GCRIO Home ->arrow Library ->arrow Archives of the Global Climate Change Digest ->arrow August 1998 ->arrow NEWS... Recent El Niños Unlikely Caused by Global Warming Search

U.S. Global Change Research Information Office logo and link to home

Last Updated:
February 28, 2007

GCRIO Program Overview



Our extensive collection of documents.


Get Acrobat Reader

Privacy Policy

Global Climate Change DigestArchives of the
Global Climate Change Digest

A Guide to Information on Greenhouse Gases and Ozone Depletion
Published July 1988 through June 1999


Recent El Niños Unlikely Caused by Global Warming

Item #d98aug34

The global temperature increases this century are unlikely to be the cause of the spate of El Niño events during the 1990s, according to Rob Allan, as quoted in a Mar. 9, 1998, press release from the Commonwealth Scientific and Industrial Research Organisation (CSIRO). To reach his conclusion, Allan analyzed global atmospheric pressure and sea-surface temperature data collected during the past 125 years from almost 700 land locations and from numerous ship measurements.
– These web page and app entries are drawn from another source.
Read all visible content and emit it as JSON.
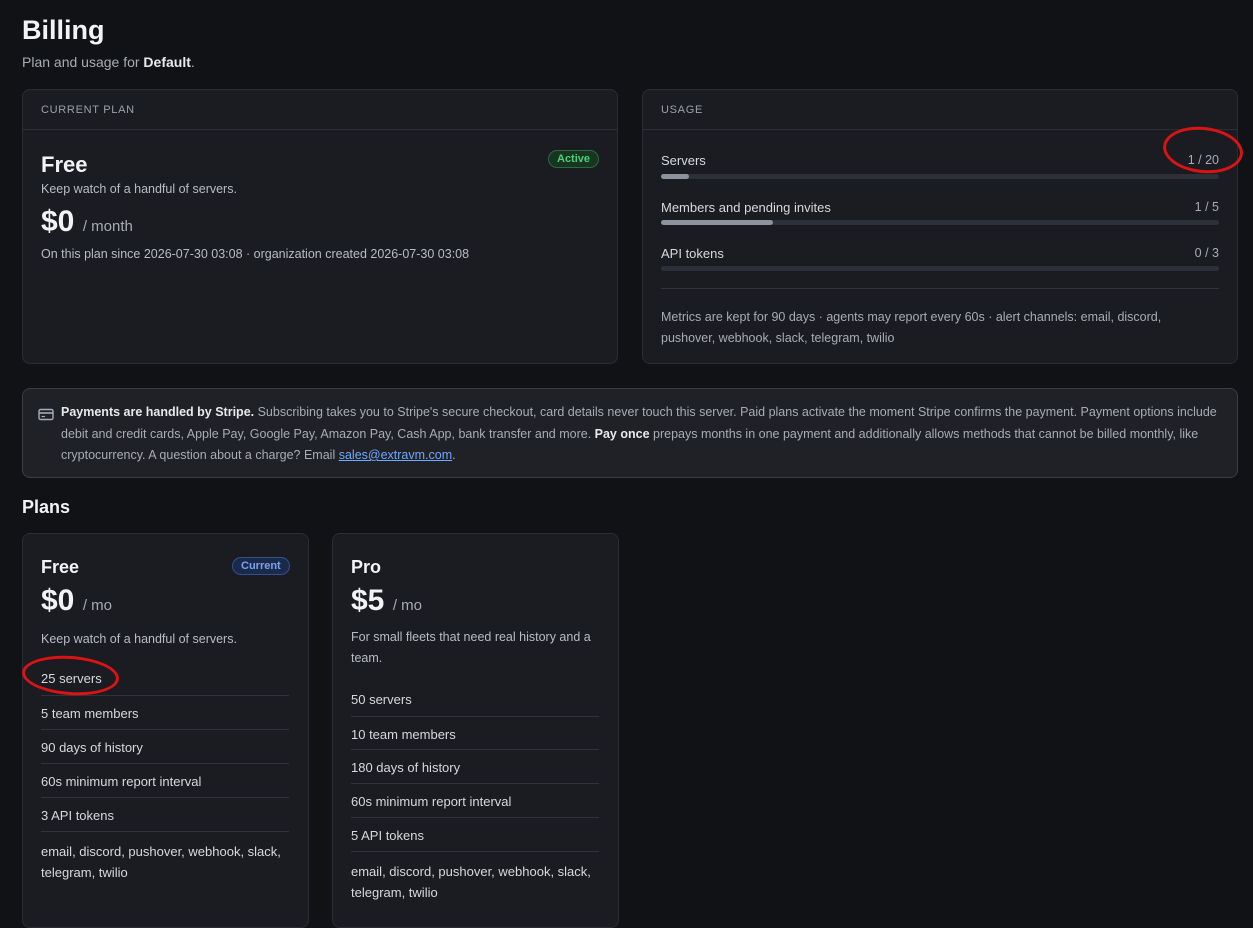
{
  "header": {
    "title": "Billing",
    "subtitle_prefix": "Plan and usage for ",
    "org_name": "Default",
    "subtitle_suffix": "."
  },
  "current_plan": {
    "section_label": "CURRENT PLAN",
    "name": "Free",
    "status_badge": "Active",
    "description": "Keep watch of a handful of servers.",
    "price": "$0",
    "period": "/ month",
    "since_text": "On this plan since 2026-07-30 03:08 · organization created 2026-07-30 03:08"
  },
  "usage": {
    "section_label": "USAGE",
    "items": [
      {
        "label": "Servers",
        "value": "1 / 20",
        "fraction": 0.05
      },
      {
        "label": "Members and pending invites",
        "value": "1 / 5",
        "fraction": 0.2
      },
      {
        "label": "API tokens",
        "value": "0 / 3",
        "fraction": 0.0
      }
    ],
    "note": "Metrics are kept for 90 days · agents may report every 60s · alert channels: email, discord, pushover, webhook, slack, telegram, twilio"
  },
  "payment_notice": {
    "icon": "credit-card-icon",
    "bold_lead": "Payments are handled by Stripe.",
    "text_1": " Subscribing takes you to Stripe's secure checkout, card details never touch this server. Paid plans activate the moment Stripe confirms the payment. Payment options include debit and credit cards, Apple Pay, Google Pay, Amazon Pay, Cash App, bank transfer and more. ",
    "bold_pay_once": "Pay once",
    "text_2": " prepays months in one payment and additionally allows methods that cannot be billed monthly, like cryptocurrency. A question about a charge? Email ",
    "email": "sales@extravm.com",
    "text_3": "."
  },
  "plans": {
    "heading": "Plans",
    "list": [
      {
        "name": "Free",
        "badge": "Current",
        "price": "$0",
        "period": "/ mo",
        "description": "Keep watch of a handful of servers.",
        "features": [
          "25 servers",
          "5 team members",
          "90 days of history",
          "60s minimum report interval",
          "3 API tokens",
          "email, discord, pushover, webhook, slack, telegram, twilio"
        ]
      },
      {
        "name": "Pro",
        "price": "$5",
        "period": "/ mo",
        "description": "For small fleets that need real history and a team.",
        "features": [
          "50 servers",
          "10 team members",
          "180 days of history",
          "60s minimum report interval",
          "5 API tokens",
          "email, discord, pushover, webhook, slack, telegram, twilio"
        ]
      }
    ]
  },
  "colors": {
    "background": "#111216",
    "card": "#1a1c21",
    "active_green": "#4ccf7a",
    "current_blue": "#7aa3f0",
    "link": "#6ea8ff",
    "annotation_red": "#d81414"
  }
}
Allan and his colleagues compiled much of this information and published it in an atlas featuring global historical atmospheric-pressure and sea-surface-temperature maps detailing every El Niño event since 1871. CSIRO is now running climate models to assess likely future changes to El Niño caused by increasing levels of greenhouse gases. Results to date indicate that El Niño events are features of climate that can be expected to continue in the future, even under greenhouse conditions.

This work marks a major advance in understanding the nature and structure of El Niño and is an important step toward resolving the physical mechanisms that give rise to the El Niño cycle. The research will also help establish what influence the greenhouse effect might have on El Niño. “We know that El Niño tends to occur every two to seven years,” says Allan. “I have found two additional longer climatic fluctuations linked with El Niño: one occurs every 11 to 13 years; the other, every 15 to 20 years. These climatic fluctuations have probably occurred for thousands of years. This makes me think that the gradual warming we’ve seen around the globe this century is unlikely to be the cause of the recent series of El Niño events. The dominant influences governing the strength and occurrence of El Niño are the three climatic fluctuations and other natural climatic variations.”
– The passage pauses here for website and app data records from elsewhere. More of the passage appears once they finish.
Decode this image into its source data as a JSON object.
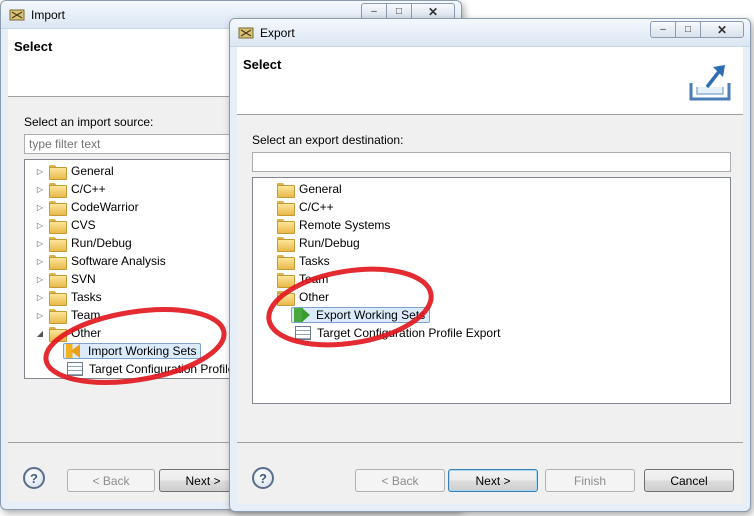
{
  "import_dialog": {
    "title": "Import",
    "header_title": "Select",
    "prompt": "Select an import source:",
    "filter_placeholder": "type filter text",
    "tree": [
      {
        "label": "General",
        "expanded": false
      },
      {
        "label": "C/C++",
        "expanded": false
      },
      {
        "label": "CodeWarrior",
        "expanded": false
      },
      {
        "label": "CVS",
        "expanded": false
      },
      {
        "label": "Run/Debug",
        "expanded": false
      },
      {
        "label": "Software Analysis",
        "expanded": false
      },
      {
        "label": "SVN",
        "expanded": false
      },
      {
        "label": "Tasks",
        "expanded": false
      },
      {
        "label": "Team",
        "expanded": false
      },
      {
        "label": "Other",
        "expanded": true
      }
    ],
    "children": [
      {
        "label": "Import Working Sets",
        "icon": "import-working-sets-icon",
        "selected": true
      },
      {
        "label": "Target Configuration Profile",
        "icon": "target-configuration-icon",
        "selected": false
      }
    ],
    "buttons": {
      "back": "< Back",
      "next": "Next >"
    }
  },
  "export_dialog": {
    "title": "Export",
    "header_title": "Select",
    "header_icon": "export-wizard-icon",
    "prompt": "Select an export destination:",
    "filter_value": "",
    "tree": [
      {
        "label": "General"
      },
      {
        "label": "C/C++"
      },
      {
        "label": "Remote Systems"
      },
      {
        "label": "Run/Debug"
      },
      {
        "label": "Tasks"
      },
      {
        "label": "Team"
      },
      {
        "label": "Other"
      }
    ],
    "children": [
      {
        "label": "Export Working Sets",
        "icon": "export-working-sets-icon",
        "selected": true
      },
      {
        "label": "Target Configuration Profile Export",
        "icon": "target-configuration-icon",
        "selected": false
      }
    ],
    "buttons": {
      "back": "< Back",
      "next": "Next >",
      "finish": "Finish",
      "cancel": "Cancel"
    }
  },
  "annotation_color": "#e0141b"
}
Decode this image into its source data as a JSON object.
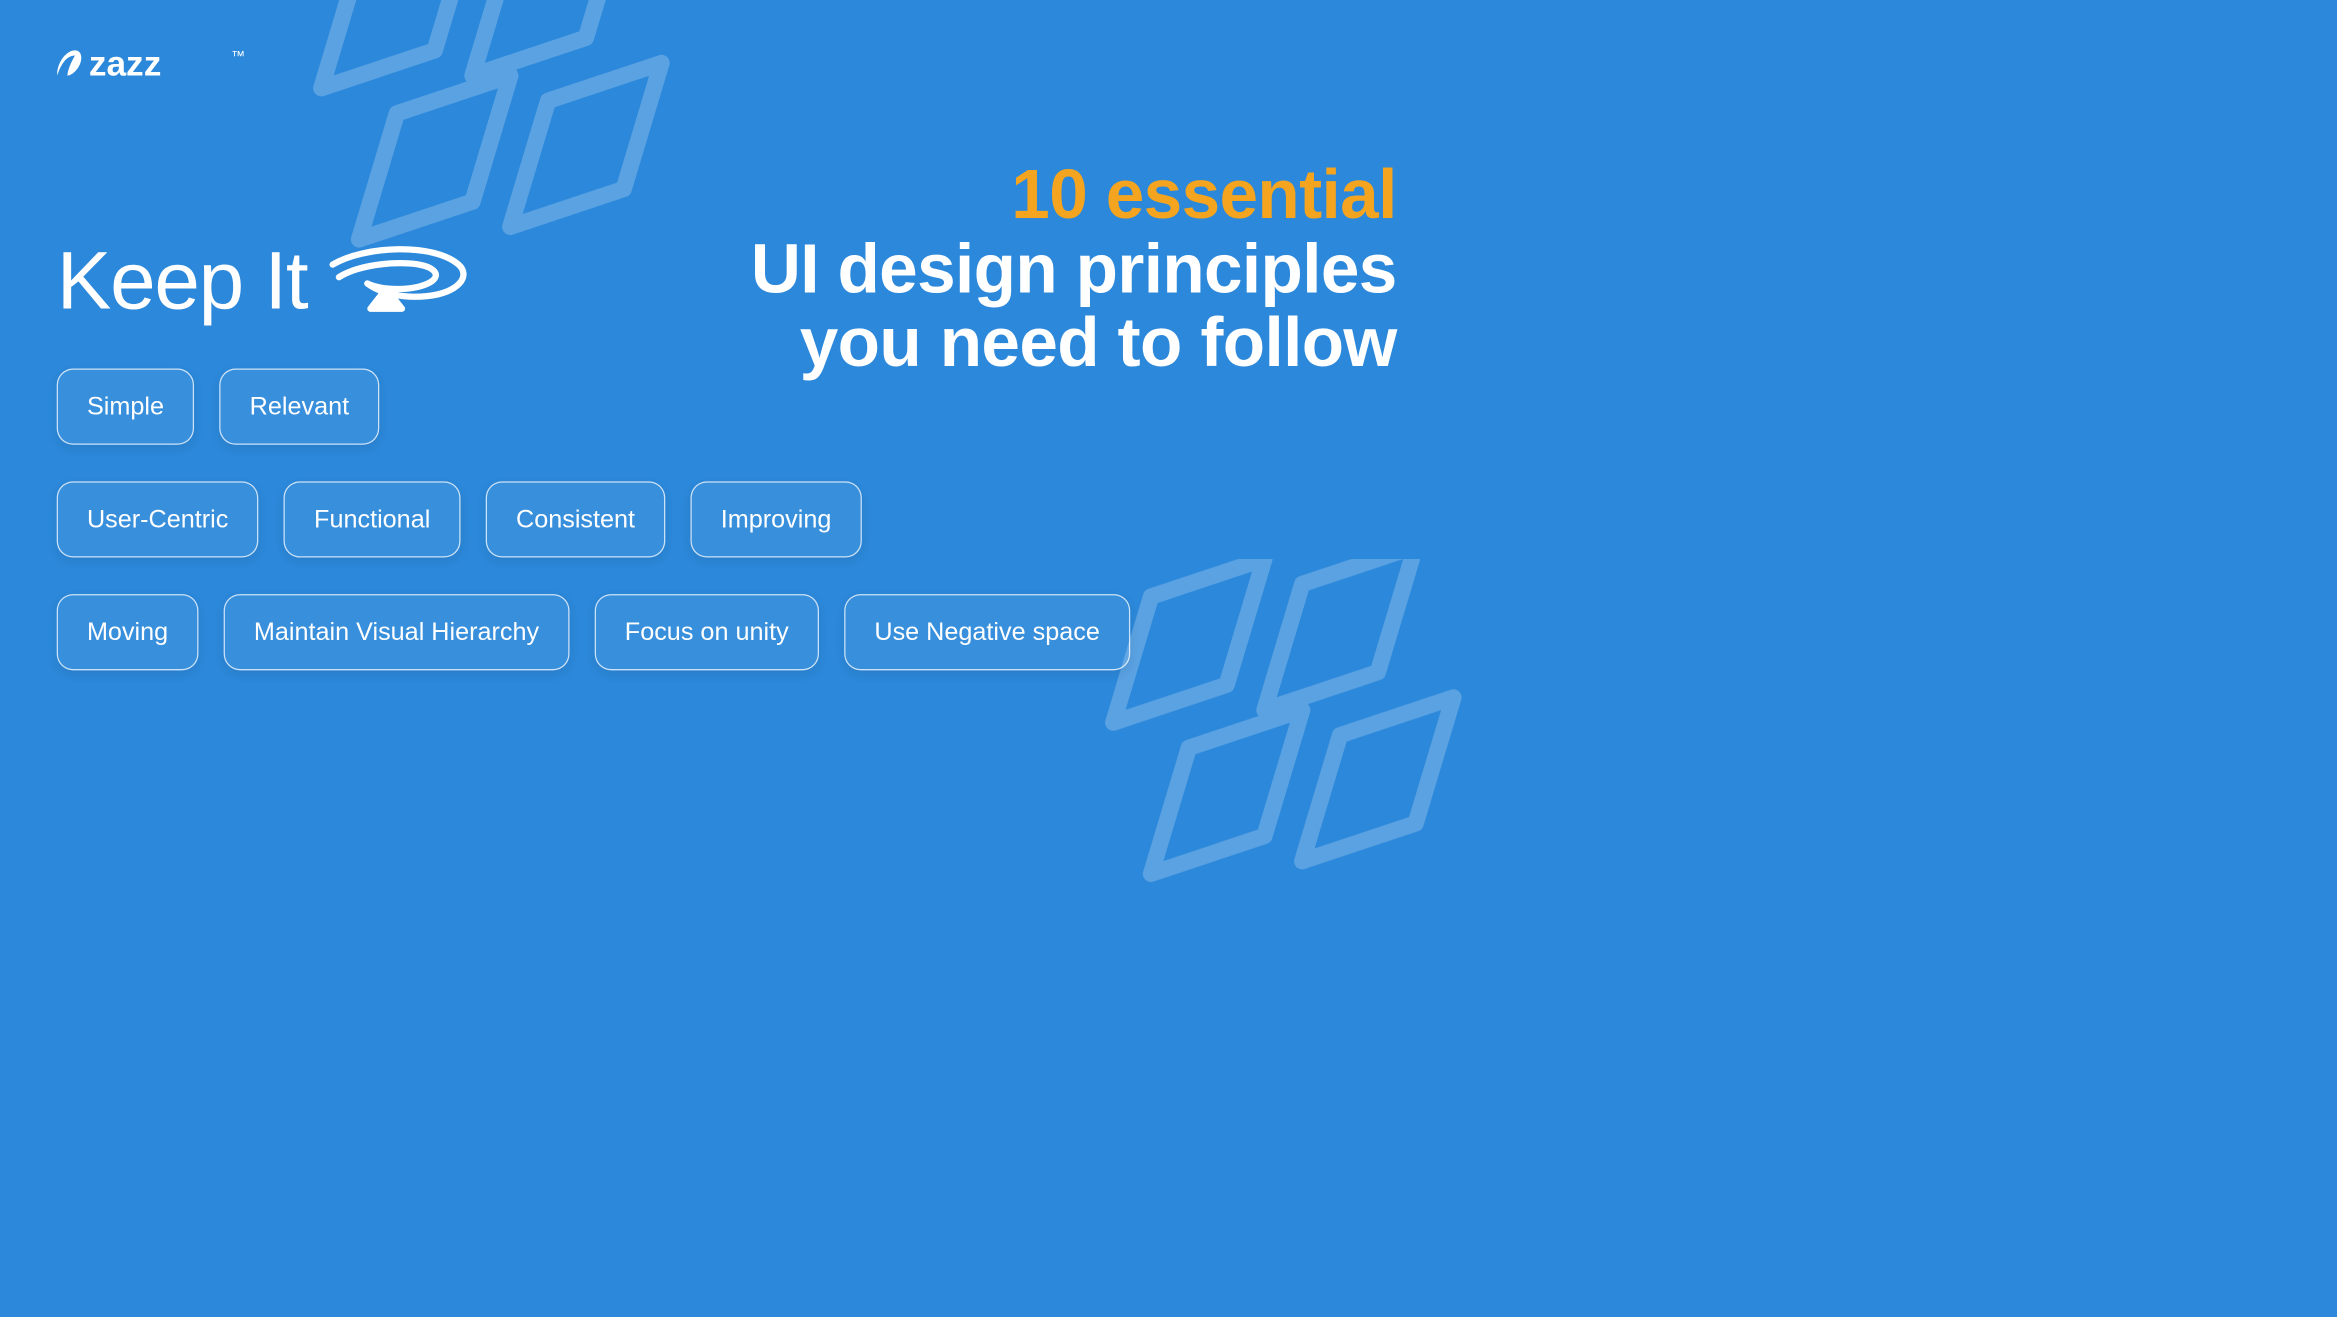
{
  "brand": {
    "name": "zazz",
    "tm": "™"
  },
  "headline": {
    "line1": "10 essential",
    "line2": "UI design principles",
    "line3": "you need to follow"
  },
  "keep_it": {
    "label": "Keep It"
  },
  "principles": {
    "row1": [
      "Simple",
      "Relevant"
    ],
    "row2": [
      "User-Centric",
      "Functional",
      "Consistent",
      "Improving"
    ],
    "row3": [
      "Moving",
      "Maintain Visual Hierarchy",
      "Focus on unity",
      "Use Negative space"
    ]
  },
  "colors": {
    "bg": "#2c88da",
    "accent": "#f4a41e",
    "stroke": "#ffffff"
  }
}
Contact information: Rob Allan, CSIRO, 107-121 Station Street, PB 1, Aspendale, Victoria 3195, Australia; tel: 0418 123 914 (mobile), (03) 9239 4540 (W);

  • Guide to Publishers
  • Index of Abbreviations

  • Hosted by U.S. Global Change Research Information Office. Copyright by Center for Environmental Information, Inc. For more information contact U.S. Global Change Research Information Office, Suite 250, 1717 Pennsylvania Ave, NW, Washington, DC 20006. Tel: +1 202 223 6262. Fax: +1 202 223 3065. Email: Web: Webmaster:
    U.S. Climate Change Technology Program Intranet Logo and link to Home